◆ Supplied records
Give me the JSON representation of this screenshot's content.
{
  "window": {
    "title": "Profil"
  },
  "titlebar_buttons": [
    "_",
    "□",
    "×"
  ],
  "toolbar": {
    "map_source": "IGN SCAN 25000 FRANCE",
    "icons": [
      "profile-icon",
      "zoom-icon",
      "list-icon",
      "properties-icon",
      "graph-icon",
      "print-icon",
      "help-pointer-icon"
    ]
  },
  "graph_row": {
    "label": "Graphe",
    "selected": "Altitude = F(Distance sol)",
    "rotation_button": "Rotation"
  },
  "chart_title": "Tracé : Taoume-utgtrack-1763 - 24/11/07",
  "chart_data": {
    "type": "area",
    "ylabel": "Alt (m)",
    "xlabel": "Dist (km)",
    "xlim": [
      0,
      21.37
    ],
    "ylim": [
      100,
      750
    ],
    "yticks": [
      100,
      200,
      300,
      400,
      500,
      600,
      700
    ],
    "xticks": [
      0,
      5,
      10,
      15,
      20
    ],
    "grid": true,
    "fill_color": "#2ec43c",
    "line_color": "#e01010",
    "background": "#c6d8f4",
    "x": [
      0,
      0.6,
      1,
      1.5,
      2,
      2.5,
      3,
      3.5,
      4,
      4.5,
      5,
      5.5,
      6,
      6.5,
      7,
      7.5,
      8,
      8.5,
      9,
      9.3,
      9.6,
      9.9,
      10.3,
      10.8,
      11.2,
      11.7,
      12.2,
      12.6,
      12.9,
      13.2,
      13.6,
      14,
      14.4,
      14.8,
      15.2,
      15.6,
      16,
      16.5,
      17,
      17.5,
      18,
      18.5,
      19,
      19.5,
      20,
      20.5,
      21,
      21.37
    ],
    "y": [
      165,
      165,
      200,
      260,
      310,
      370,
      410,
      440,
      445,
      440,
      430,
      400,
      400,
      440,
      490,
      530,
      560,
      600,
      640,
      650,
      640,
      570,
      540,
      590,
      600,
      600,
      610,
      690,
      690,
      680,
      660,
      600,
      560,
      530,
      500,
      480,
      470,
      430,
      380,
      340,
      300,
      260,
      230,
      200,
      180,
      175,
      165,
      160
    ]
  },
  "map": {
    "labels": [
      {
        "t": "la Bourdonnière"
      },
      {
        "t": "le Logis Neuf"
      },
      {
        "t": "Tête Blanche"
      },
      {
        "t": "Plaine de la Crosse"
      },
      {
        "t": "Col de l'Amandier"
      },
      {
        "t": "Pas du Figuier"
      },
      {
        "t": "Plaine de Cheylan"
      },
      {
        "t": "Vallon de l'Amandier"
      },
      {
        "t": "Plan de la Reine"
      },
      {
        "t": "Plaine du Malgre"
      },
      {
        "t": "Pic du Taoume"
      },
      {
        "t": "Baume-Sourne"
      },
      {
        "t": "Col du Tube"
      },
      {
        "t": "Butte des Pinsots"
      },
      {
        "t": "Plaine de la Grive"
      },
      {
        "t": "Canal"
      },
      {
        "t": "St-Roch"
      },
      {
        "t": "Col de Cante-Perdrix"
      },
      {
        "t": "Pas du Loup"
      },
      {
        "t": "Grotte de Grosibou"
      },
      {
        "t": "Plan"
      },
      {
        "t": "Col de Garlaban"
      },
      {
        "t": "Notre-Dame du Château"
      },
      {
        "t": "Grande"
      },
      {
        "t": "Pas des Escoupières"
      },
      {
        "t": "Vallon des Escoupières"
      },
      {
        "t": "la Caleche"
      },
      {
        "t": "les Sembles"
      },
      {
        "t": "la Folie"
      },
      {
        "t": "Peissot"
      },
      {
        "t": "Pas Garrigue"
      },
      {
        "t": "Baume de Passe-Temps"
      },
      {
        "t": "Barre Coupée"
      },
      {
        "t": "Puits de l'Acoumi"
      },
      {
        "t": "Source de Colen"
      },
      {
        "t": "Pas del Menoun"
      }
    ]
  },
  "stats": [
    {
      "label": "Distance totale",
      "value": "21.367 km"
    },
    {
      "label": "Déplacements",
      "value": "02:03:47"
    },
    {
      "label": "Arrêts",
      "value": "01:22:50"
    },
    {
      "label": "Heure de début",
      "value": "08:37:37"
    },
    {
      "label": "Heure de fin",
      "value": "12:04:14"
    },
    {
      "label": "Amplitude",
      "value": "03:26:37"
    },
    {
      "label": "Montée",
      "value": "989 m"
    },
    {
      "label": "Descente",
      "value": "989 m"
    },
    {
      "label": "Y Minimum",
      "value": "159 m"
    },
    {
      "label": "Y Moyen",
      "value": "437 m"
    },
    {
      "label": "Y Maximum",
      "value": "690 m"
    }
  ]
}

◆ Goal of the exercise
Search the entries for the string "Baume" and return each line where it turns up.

◆ Your response
        "t": "Baume-Sourne"
        "t": "Baume de Passe-Temps"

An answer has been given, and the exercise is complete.